A: Most certainly. I’ve been online teaching for nearly a decade and so much has changed over time. Quite frankly, even a decade ago, online learning mainly focused on principles and concepts. What was lacking was an actual “hands-on” component most would be accustomed to through a traditional in-person format. The technology, security, and user experiences were simply not mature enough at the time. However, now I’m able to use advanced learning platforms, video conferencing software, virtual environments — all through a mobile-enabled framework. The experience is quite different than 10 years ago. I always try and keep on top of the latest tech to improve the learning experience for our students.
Q: Are technologies usually quite a bit different in the clinic setting than in the classroom? If so, how does technology help you provide nurses with remote clinical experiences that serve to replace in-person learning in more traditional formats?
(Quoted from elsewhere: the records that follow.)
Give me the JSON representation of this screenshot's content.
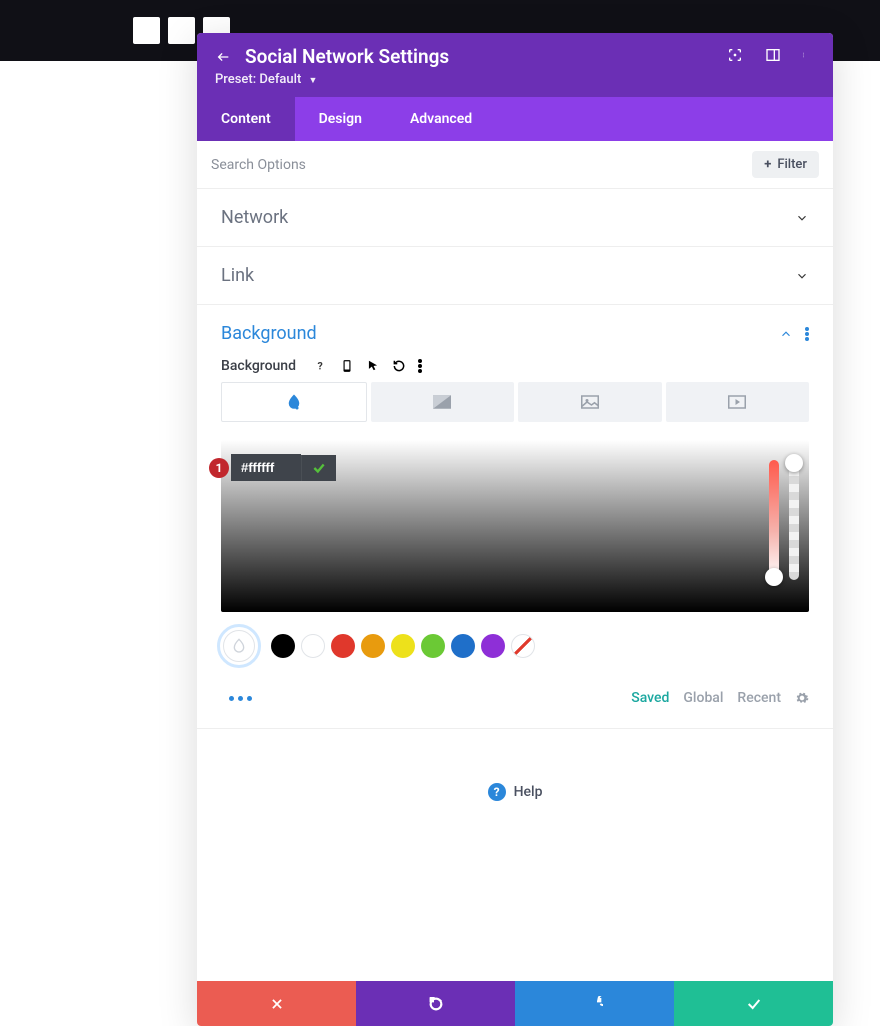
{
  "header": {
    "title": "Social Network Settings",
    "preset_label": "Preset: Default"
  },
  "tabs": {
    "content": "Content",
    "design": "Design",
    "advanced": "Advanced"
  },
  "search": {
    "placeholder": "Search Options",
    "filter_label": "Filter"
  },
  "sections": {
    "network": "Network",
    "link": "Link",
    "background": "Background"
  },
  "background": {
    "sub_label": "Background",
    "hex_value": "#ffffff",
    "annotation_badge": "1"
  },
  "palette": {
    "saved": "Saved",
    "global": "Global",
    "recent": "Recent"
  },
  "help": {
    "label": "Help"
  }
}
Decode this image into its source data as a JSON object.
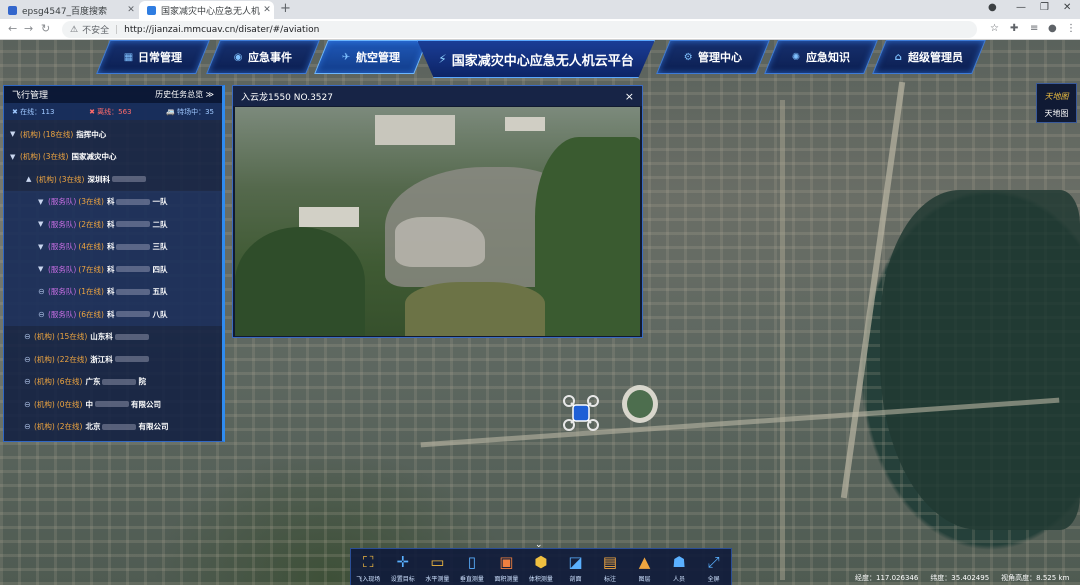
{
  "browser": {
    "tabs": [
      {
        "title": "epsg4547_百度搜索",
        "active": false
      },
      {
        "title": "国家减灾中心应急无人机云平",
        "active": true
      }
    ],
    "url_insecure": "不安全",
    "url": "http://jianzai.mmcuav.cn/disater/#/aviation"
  },
  "nav": {
    "items": [
      {
        "label": "日常管理",
        "icon": "calendar-icon"
      },
      {
        "label": "应急事件",
        "icon": "alert-icon"
      },
      {
        "label": "航空管理",
        "icon": "aviation-icon",
        "active": true
      },
      {
        "label": "管理中心",
        "icon": "gear-icon"
      },
      {
        "label": "应急知识",
        "icon": "knowledge-icon"
      },
      {
        "label": "超级管理员",
        "icon": "home-icon"
      }
    ],
    "title": "国家减灾中心应急无人机云平台"
  },
  "flight_panel": {
    "title": "飞行管理",
    "history": "历史任务总览 ≫",
    "online": "在线：113",
    "offline": "离线：563",
    "frequent": "特场中：35",
    "rows": [
      {
        "level": 0,
        "expand": "down",
        "type": "(机构)",
        "count": "(18在线)",
        "name": "指挥中心"
      },
      {
        "level": 0,
        "expand": "down",
        "type": "(机构)",
        "count": "(3在线)",
        "name": "国家减灾中心"
      },
      {
        "level": 1,
        "expand": "up",
        "type": "(机构)",
        "count": "(3在线)",
        "name": "深圳科"
      },
      {
        "level": 2,
        "expand": "down",
        "type": "(服务队)",
        "count": "(3在线)",
        "name": "科",
        "tail": "一队"
      },
      {
        "level": 2,
        "expand": "down",
        "type": "(服务队)",
        "count": "(2在线)",
        "name": "科",
        "tail": "二队"
      },
      {
        "level": 2,
        "expand": "down",
        "type": "(服务队)",
        "count": "(4在线)",
        "name": "科",
        "tail": "三队"
      },
      {
        "level": 2,
        "expand": "down",
        "type": "(服务队)",
        "count": "(7在线)",
        "name": "科",
        "tail": "四队"
      },
      {
        "level": 2,
        "expand": "circle",
        "type": "(服务队)",
        "count": "(1在线)",
        "name": "科",
        "tail": "五队"
      },
      {
        "level": 2,
        "expand": "circle",
        "type": "(服务队)",
        "count": "(6在线)",
        "name": "科",
        "tail": "八队"
      },
      {
        "level": 0,
        "expand": "circle",
        "type": "(机构)",
        "count": "(15在线)",
        "name": "山东科"
      },
      {
        "level": 0,
        "expand": "circle",
        "type": "(机构)",
        "count": "(22在线)",
        "name": "浙江科"
      },
      {
        "level": 0,
        "expand": "circle",
        "type": "(机构)",
        "count": "(6在线)",
        "name": "广东",
        "tail": "院"
      },
      {
        "level": 0,
        "expand": "circle",
        "type": "(机构)",
        "count": "(0在线)",
        "name": "中",
        "tail": "有限公司"
      },
      {
        "level": 0,
        "expand": "circle",
        "type": "(机构)",
        "count": "(2在线)",
        "name": "北京",
        "tail": "有限公司"
      }
    ]
  },
  "video": {
    "title": "入云龙1550 NO.3527",
    "close": "×"
  },
  "map_toggle": {
    "logo": "天地图",
    "label": "天地图"
  },
  "toolbar": {
    "items": [
      {
        "label": "飞入现场",
        "icon": "fly-icon"
      },
      {
        "label": "设置目标",
        "icon": "target-icon"
      },
      {
        "label": "水平测量",
        "icon": "ruler-icon"
      },
      {
        "label": "垂直测量",
        "icon": "vertical-ruler-icon"
      },
      {
        "label": "面积测量",
        "icon": "area-icon"
      },
      {
        "label": "体积测量",
        "icon": "volume-icon"
      },
      {
        "label": "剖面",
        "icon": "section-icon"
      },
      {
        "label": "标注",
        "icon": "bookmark-icon"
      },
      {
        "label": "图层",
        "icon": "layer-icon"
      },
      {
        "label": "人员",
        "icon": "person-icon"
      },
      {
        "label": "全屏",
        "icon": "fullscreen-icon"
      }
    ]
  },
  "status": {
    "lon": "经度：117.026346",
    "lat": "纬度：35.402495",
    "alt": "视角高度：8.525 km"
  },
  "colors": {
    "nav_bg": "#0c1f52",
    "nav_border": "#3d7bd8",
    "panel_bg": "#122042",
    "org": "#f0a640",
    "team": "#c66ee2",
    "offline": "#ff6b6b"
  }
}
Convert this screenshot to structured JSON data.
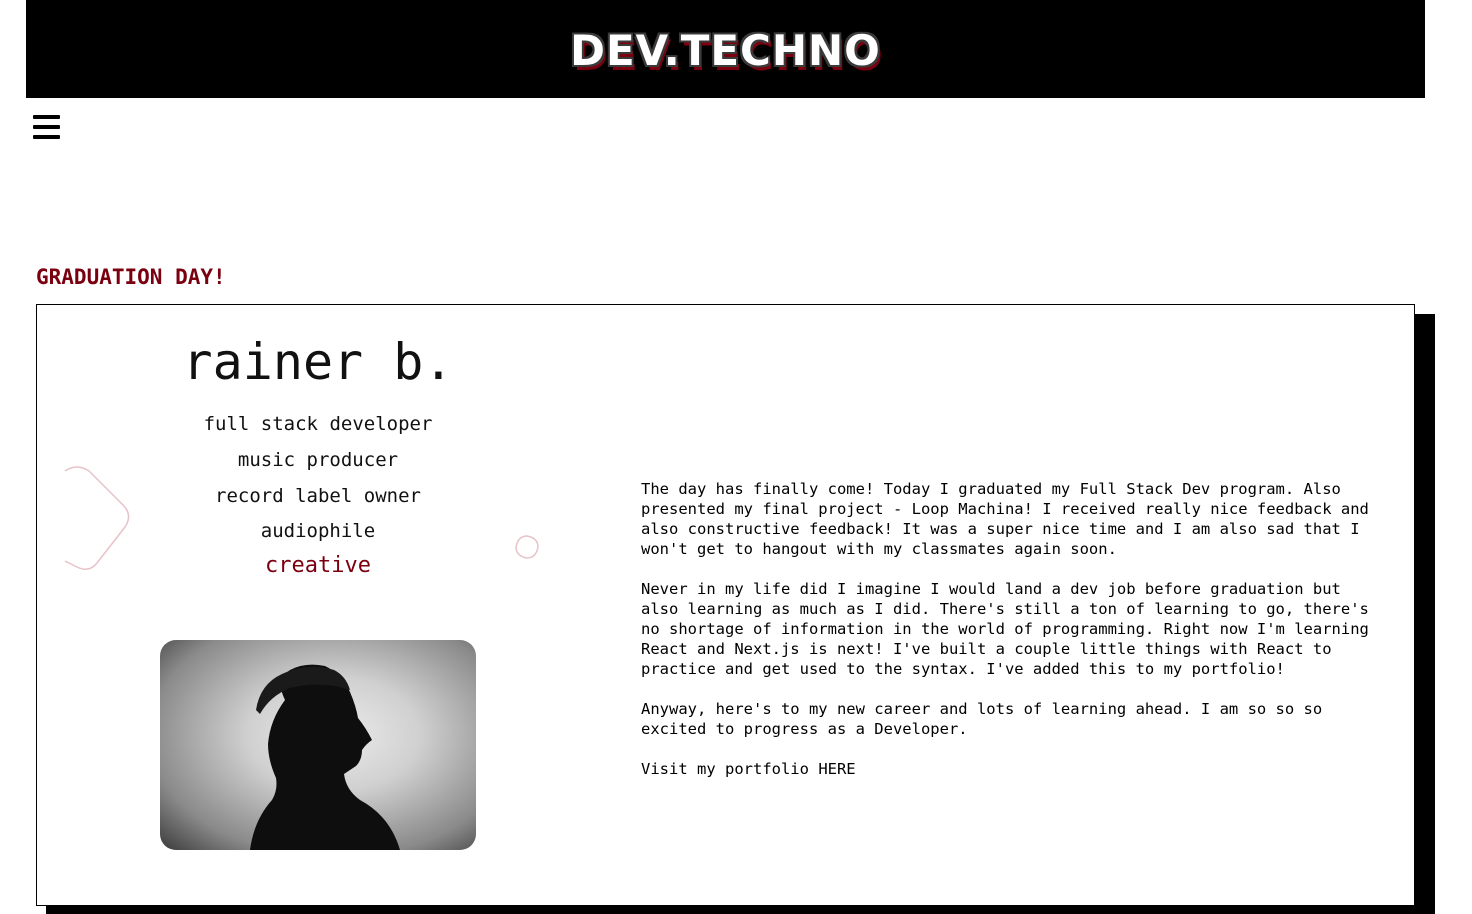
{
  "site": {
    "title": "DEV.TECHNO"
  },
  "nav": {
    "menu_icon": "hamburger-menu-icon"
  },
  "post": {
    "title": "GRADUATION DAY!",
    "paragraphs": [
      "The day has finally come! Today I graduated my Full Stack Dev program. Also presented my final project - Loop Machina! I received really nice feedback and also constructive feedback! It was a super nice time and I am also sad that I won't get to hangout with my classmates again soon.",
      "Never in my life did I imagine I would land a dev job before graduation but also learning as much as I did. There's still a ton of learning to go, there's no shortage of information in the world of programming. Right now I'm learning React and Next.js is next! I've built a couple little things with React to practice and get used to the syntax. I've added this to my portfolio!",
      "Anyway, here's to my new career and lots of learning ahead. I am so so so excited to progress as a Developer."
    ],
    "portfolio_prefix": "Visit my portfolio ",
    "portfolio_link": "HERE"
  },
  "profile": {
    "name": "rainer b.",
    "roles": [
      "full stack developer",
      "music producer",
      "record label owner",
      "audiophile",
      "creative"
    ],
    "photo_icon": "profile-photo-silhouette"
  },
  "colors": {
    "header_bg": "#000000",
    "accent": "#7a0010",
    "text": "#000000",
    "deco_stroke": "#e7c3c9"
  }
}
A: Certainly, the experience will differ. I do think the gap is closing based on new tech. Although my focus is more on the healthcare IT side of things, I do know others are leveraging virtual reality and augmented reality to train physicians and nurses to perform complex medical procedures with greater accuracy. Such tools are particularly effective for collaborating with clinicians who are located in remote areas without access to a full range of conventional resources for performing surgeries or diagnosing patients. For example, students can use the technology to understand procedures, using step-by-step simulations to demonstrate exactly how they will perform a surgery. Augmented reality technology may be used to create virtual libraries that offer immediate access to detailed information about past medical procedures, allowing doctors and nurses to more precisely evaluate potential outcomes and risk factors when planning treatment options. These are just some of the examples of how we’ve come a long way with online learning. The tech that is available today and what will be available tomorrow will only further the comprehensive and immersive learning experience.
Q: Which technology has been the biggest game-changer for your students over the last couple of years? Why?
A: From the health analytics perspective, it is without a doubt the cloud environment. I’m able to create multiple virtual environments that can be remotely administered and accessed from anywhere in the world. It enables the inclusion of multiple platforms, databases, learning modules, and visualization software that can be scaled and rapidly deployed. In my opinion, without this technology, the popularity and value gained from online learning would be greatly diminished.
Q: What would you say to a prospective student who’s nervous about learning the essential career skills in an online environment rather than in the classroom (aside from the required clinical hours in-person)?
A: Ultimately, that decision depends on the individual. Your situation is unique and you must determine what is the best path. I can tell you that being nervous about the essential skills being lost from an online format is something not to worry about. The online learning format has come a long way and you will gain the necessary skills while building meaningful relationships throughout your journey. I chose the online format because it was ideal for me when I had to juggle personal and professional commitments. Technology has improved the experience considerably and the online learning format is certainly here to stay.